> ASSIGNMENT: Take the records below and write them out again exactly.

Website and app data records
########

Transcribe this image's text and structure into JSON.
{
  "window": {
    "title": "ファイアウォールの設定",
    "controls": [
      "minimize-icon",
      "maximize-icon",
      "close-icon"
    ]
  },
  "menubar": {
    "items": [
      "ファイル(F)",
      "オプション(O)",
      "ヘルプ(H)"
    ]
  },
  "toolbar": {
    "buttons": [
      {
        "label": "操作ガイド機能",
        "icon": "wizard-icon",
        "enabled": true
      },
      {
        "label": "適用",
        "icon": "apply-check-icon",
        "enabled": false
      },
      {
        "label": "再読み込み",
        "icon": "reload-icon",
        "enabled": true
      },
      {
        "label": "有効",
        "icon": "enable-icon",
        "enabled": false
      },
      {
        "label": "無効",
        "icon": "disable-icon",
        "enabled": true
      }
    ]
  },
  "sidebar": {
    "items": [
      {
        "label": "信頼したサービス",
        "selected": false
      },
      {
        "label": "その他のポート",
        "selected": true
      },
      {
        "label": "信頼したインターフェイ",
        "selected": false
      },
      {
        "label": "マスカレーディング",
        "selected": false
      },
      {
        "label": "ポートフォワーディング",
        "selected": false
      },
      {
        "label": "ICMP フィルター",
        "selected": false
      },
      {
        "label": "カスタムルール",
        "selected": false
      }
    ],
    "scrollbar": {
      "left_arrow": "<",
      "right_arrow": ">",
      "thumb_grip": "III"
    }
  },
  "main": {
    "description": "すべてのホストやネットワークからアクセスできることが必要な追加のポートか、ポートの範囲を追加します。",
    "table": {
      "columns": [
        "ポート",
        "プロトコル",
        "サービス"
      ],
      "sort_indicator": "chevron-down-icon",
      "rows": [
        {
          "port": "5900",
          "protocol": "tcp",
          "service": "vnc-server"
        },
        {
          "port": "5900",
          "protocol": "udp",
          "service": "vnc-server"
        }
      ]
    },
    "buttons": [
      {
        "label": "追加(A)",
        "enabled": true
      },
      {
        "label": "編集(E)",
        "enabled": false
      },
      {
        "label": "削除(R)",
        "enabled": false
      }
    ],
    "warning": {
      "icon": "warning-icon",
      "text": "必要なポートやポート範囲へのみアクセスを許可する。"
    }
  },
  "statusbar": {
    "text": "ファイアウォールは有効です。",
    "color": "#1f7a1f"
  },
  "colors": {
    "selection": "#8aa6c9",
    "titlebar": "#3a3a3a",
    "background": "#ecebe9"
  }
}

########

> ANSWER TO THE PROBLEM:
Transcribe this image's text and structure into JSON.
{
  "window": {
    "title": "ファイアウォールの設定",
    "controls": [
      "minimize-icon",
      "maximize-icon",
      "close-icon"
    ]
  },
  "menubar": {
    "items": [
      "ファイル(F)",
      "オプション(O)",
      "ヘルプ(H)"
    ]
  },
  "toolbar": {
    "buttons": [
      {
        "label": "操作ガイド機能",
        "icon": "wizard-icon",
        "enabled": true
      },
      {
        "label": "適用",
        "icon": "apply-check-icon",
        "enabled": false
      },
      {
        "label": "再読み込み",
        "icon": "reload-icon",
        "enabled": true
      },
      {
        "label": "有効",
        "icon": "enable-icon",
        "enabled": false
      },
      {
        "label": "無効",
        "icon": "disable-icon",
        "enabled": true
      }
    ]
  },
  "sidebar": {
    "items": [
      {
        "label": "信頼したサービス",
        "selected": false
      },
      {
        "label": "その他のポート",
        "selected": true
      },
      {
        "label": "信頼したインターフェイ",
        "selected": false
      },
      {
        "label": "マスカレーディング",
        "selected": false
      },
      {
        "label": "ポートフォワーディング",
        "selected": false
      },
      {
        "label": "ICMP フィルター",
        "selected": false
      },
      {
        "label": "カスタムルール",
        "selected": false
      }
    ],
    "scrollbar": {
      "left_arrow": "<",
      "right_arrow": ">",
      "thumb_grip": "III"
    }
  },
  "main": {
    "description": "すべてのホストやネットワークからアクセスできることが必要な追加のポートか、ポートの範囲を追加します。",
    "table": {
      "columns": [
        "ポート",
        "プロトコル",
        "サービス"
      ],
      "sort_indicator": "chevron-down-icon",
      "rows": [
        {
          "port": "5900",
          "protocol": "tcp",
          "service": "vnc-server"
        },
        {
          "port": "5900",
          "protocol": "udp",
          "service": "vnc-server"
        }
      ]
    },
    "buttons": [
      {
        "label": "追加(A)",
        "enabled": true
      },
      {
        "label": "編集(E)",
        "enabled": false
      },
      {
        "label": "削除(R)",
        "enabled": false
      }
    ],
    "warning": {
      "icon": "warning-icon",
      "text": "必要なポートやポート範囲へのみアクセスを許可する。"
    }
  },
  "statusbar": {
    "text": "ファイアウォールは有効です。",
    "color": "#1f7a1f"
  },
  "colors": {
    "selection": "#8aa6c9",
    "titlebar": "#3a3a3a",
    "background": "#ecebe9"
  }
}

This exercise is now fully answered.